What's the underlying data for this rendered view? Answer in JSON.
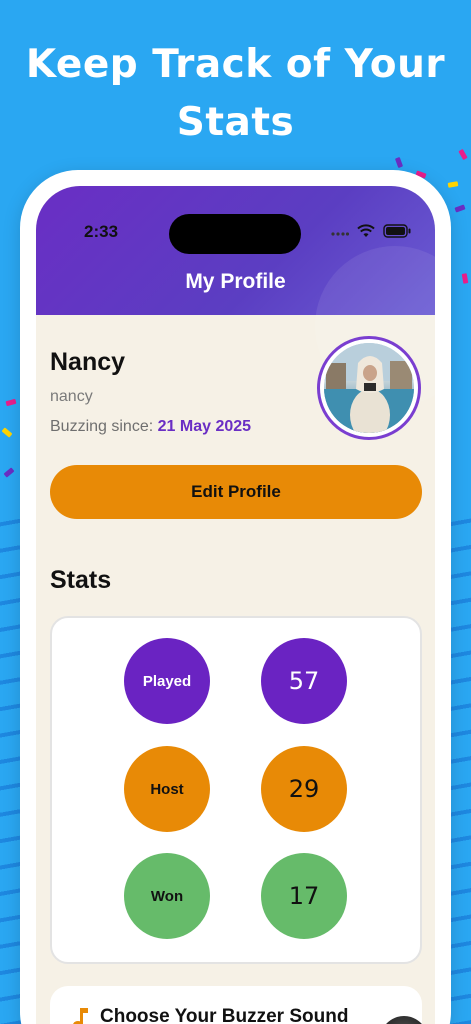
{
  "headline": {
    "line1": "Keep Track of Your",
    "line2": "Stats"
  },
  "status_bar": {
    "time": "2:33",
    "icons": [
      "signal-icon",
      "wifi-icon",
      "battery-icon"
    ]
  },
  "header": {
    "title": "My Profile"
  },
  "profile": {
    "name": "Nancy",
    "username": "nancy",
    "since_label": "Buzzing since:",
    "since_date": "21 May 2025"
  },
  "edit_button": {
    "label": "Edit Profile"
  },
  "stats": {
    "heading": "Stats",
    "rows": [
      {
        "label": "Played",
        "value": "57",
        "color": "#6a23c2",
        "label_color": "#ffffff"
      },
      {
        "label": "Host",
        "value": "29",
        "color": "#e88a06",
        "label_color": "#111111"
      },
      {
        "label": "Won",
        "value": "17",
        "color": "#66bb6a",
        "label_color": "#111111"
      }
    ]
  },
  "buzzer": {
    "label": "Choose Your Buzzer Sound",
    "icon": "music-note-icon"
  },
  "colors": {
    "background": "#2aa7f2",
    "brand_purple": "#6a2ec4",
    "accent_orange": "#e88a06",
    "card_bg": "#f6f1e6"
  }
}
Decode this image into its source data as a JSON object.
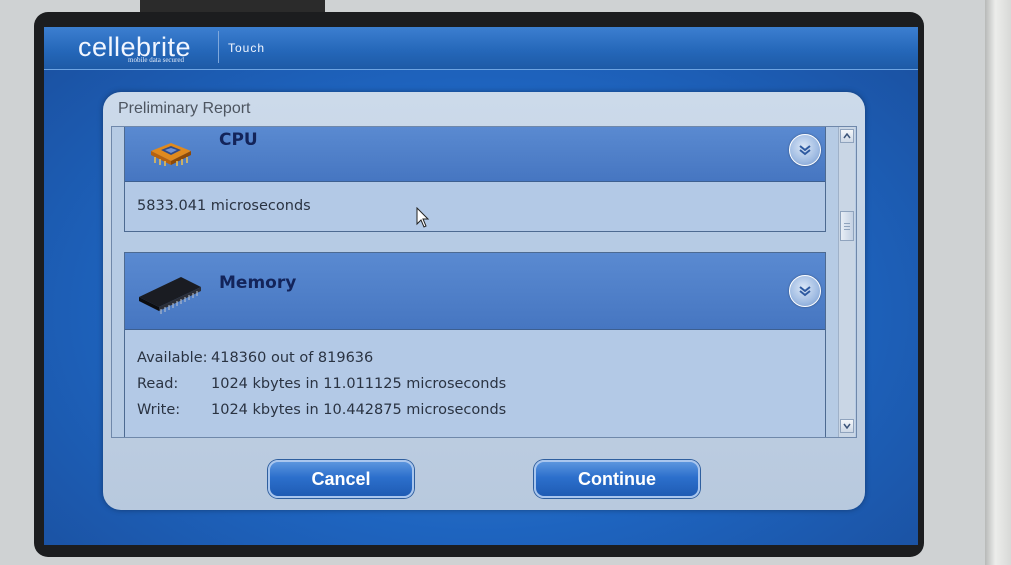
{
  "app": {
    "brand": "cellebrite",
    "tagline": "mobile data secured",
    "product": "Touch"
  },
  "dialog": {
    "title": "Preliminary Report",
    "sections": [
      {
        "title": "CPU",
        "icon": "cpu-chip-icon",
        "value": "5833.041 microseconds"
      },
      {
        "title": "Memory",
        "icon": "memory-module-icon",
        "rows": [
          {
            "label": "Available:",
            "value": "418360 out of 819636"
          },
          {
            "label": "Read:",
            "value": "1024 kbytes in 11.011125 microseconds"
          },
          {
            "label": "Write:",
            "value": "1024 kbytes in 10.442875 microseconds"
          }
        ]
      }
    ],
    "buttons": {
      "cancel": "Cancel",
      "continue": "Continue"
    }
  },
  "colors": {
    "screen_blue": "#1e64bf",
    "section_header": "#4676c1",
    "button_blue": "#2c6fcc"
  }
}
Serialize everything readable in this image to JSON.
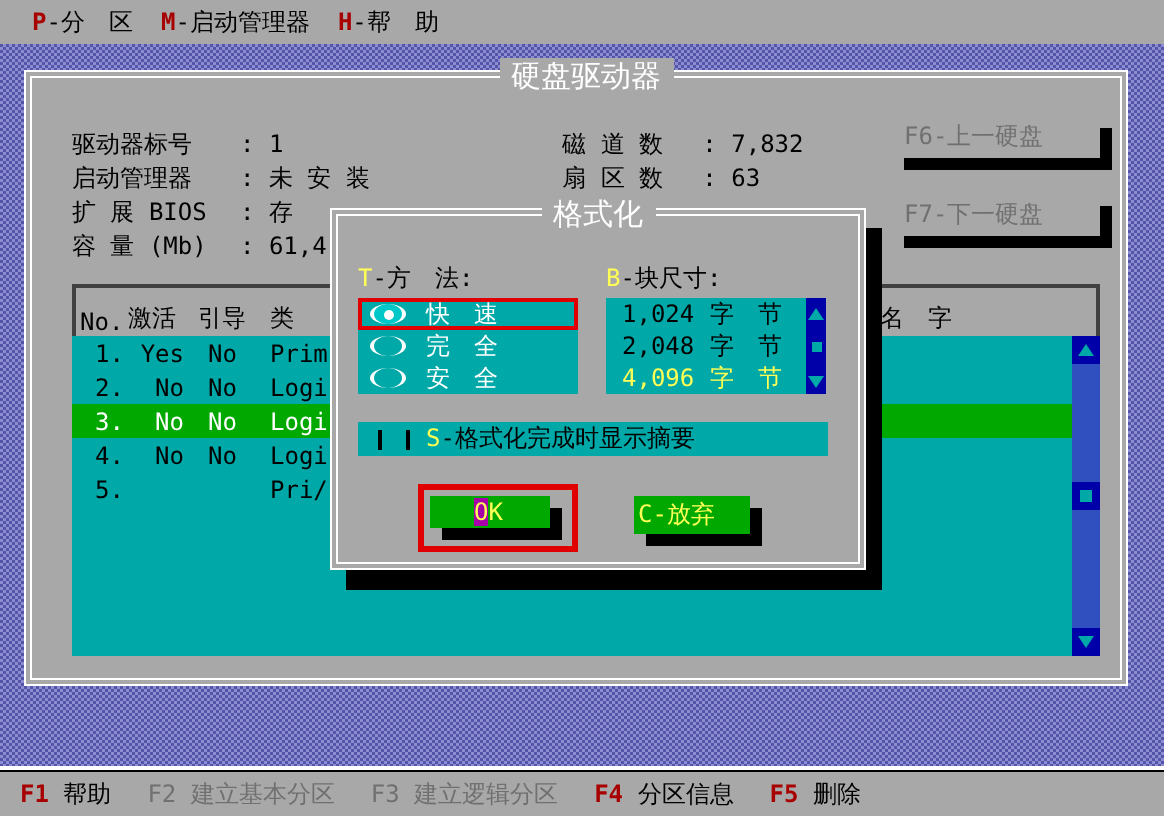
{
  "menu": [
    {
      "hotkey": "P",
      "label": "-分　区"
    },
    {
      "hotkey": "M",
      "label": "-启动管理器"
    },
    {
      "hotkey": "H",
      "label": "-帮　助"
    }
  ],
  "window": {
    "title": "硬盘驱动器",
    "info_left": [
      {
        "label": "驱动器标号",
        "value": ":  1"
      },
      {
        "label": "启动管理器",
        "value": ": 未 安 装"
      },
      {
        "label": "扩 展 BIOS",
        "value": ": 存"
      },
      {
        "label": "容 量 (Mb)",
        "value": ": 61,4"
      }
    ],
    "info_right": [
      {
        "label": "磁 道 数",
        "value": ": 7,832"
      },
      {
        "label": "扇 区 数",
        "value": ": 63"
      }
    ],
    "buttons": [
      {
        "label": "F6-上一硬盘",
        "disabled": true
      },
      {
        "label": "F7-下一硬盘",
        "disabled": true
      }
    ],
    "table": {
      "columns": [
        "No.",
        "激活",
        "引导",
        "类"
      ],
      "column_5": "名　字",
      "rows": [
        {
          "no": "1.",
          "active": "Yes",
          "boot": "No",
          "type": "Prim",
          "selected": false
        },
        {
          "no": "2.",
          "active": "No",
          "boot": "No",
          "type": "Logi",
          "selected": false
        },
        {
          "no": "3.",
          "active": "No",
          "boot": "No",
          "type": "Logi",
          "selected": true
        },
        {
          "no": "4.",
          "active": "No",
          "boot": "No",
          "type": "Logi",
          "selected": false
        },
        {
          "no": "5.",
          "type": "Pri/",
          "selected": false
        }
      ]
    }
  },
  "dialog": {
    "title": "格式化",
    "method": {
      "hotkey": "T",
      "label": "-方　法:",
      "options": [
        {
          "label": "快　速",
          "selected": true,
          "focused": true
        },
        {
          "label": "完　全",
          "selected": false,
          "focused": false
        },
        {
          "label": "安　全",
          "selected": false,
          "focused": false
        }
      ]
    },
    "block_size": {
      "hotkey": "B",
      "label": "-块尺寸:",
      "options": [
        {
          "size": "1,024",
          "unit": "字　节",
          "selected": false
        },
        {
          "size": "2,048",
          "unit": "字　节",
          "selected": false
        },
        {
          "size": "4,096",
          "unit": "字　节",
          "selected": true
        }
      ]
    },
    "summary": {
      "checked": false,
      "hotkey": "S",
      "label": "-格式化完成时显示摘要"
    },
    "buttons": [
      {
        "kind": "ok",
        "hotkey": "O",
        "label": "K",
        "focused": true
      },
      {
        "kind": "cancel",
        "hotkey": "C",
        "label": "-放弃",
        "focused": false
      }
    ]
  },
  "status_bar": [
    {
      "key": "F1",
      "label": "帮助",
      "disabled": false
    },
    {
      "key": "F2",
      "label": "建立基本分区",
      "disabled": true
    },
    {
      "key": "F3",
      "label": "建立逻辑分区",
      "disabled": true
    },
    {
      "key": "F4",
      "label": "分区信息",
      "disabled": false
    },
    {
      "key": "F5",
      "label": "删除",
      "disabled": false
    }
  ]
}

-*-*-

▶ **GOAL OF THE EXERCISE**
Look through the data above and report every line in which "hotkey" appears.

▶ **RESPONSE BOX**
      "hotkey": "P",
      "hotkey": "M",
      "hotkey": "H",
      "hotkey": "T",
      "hotkey": "B",
      "hotkey": "S",
        "hotkey": "O",
        "hotkey": "C",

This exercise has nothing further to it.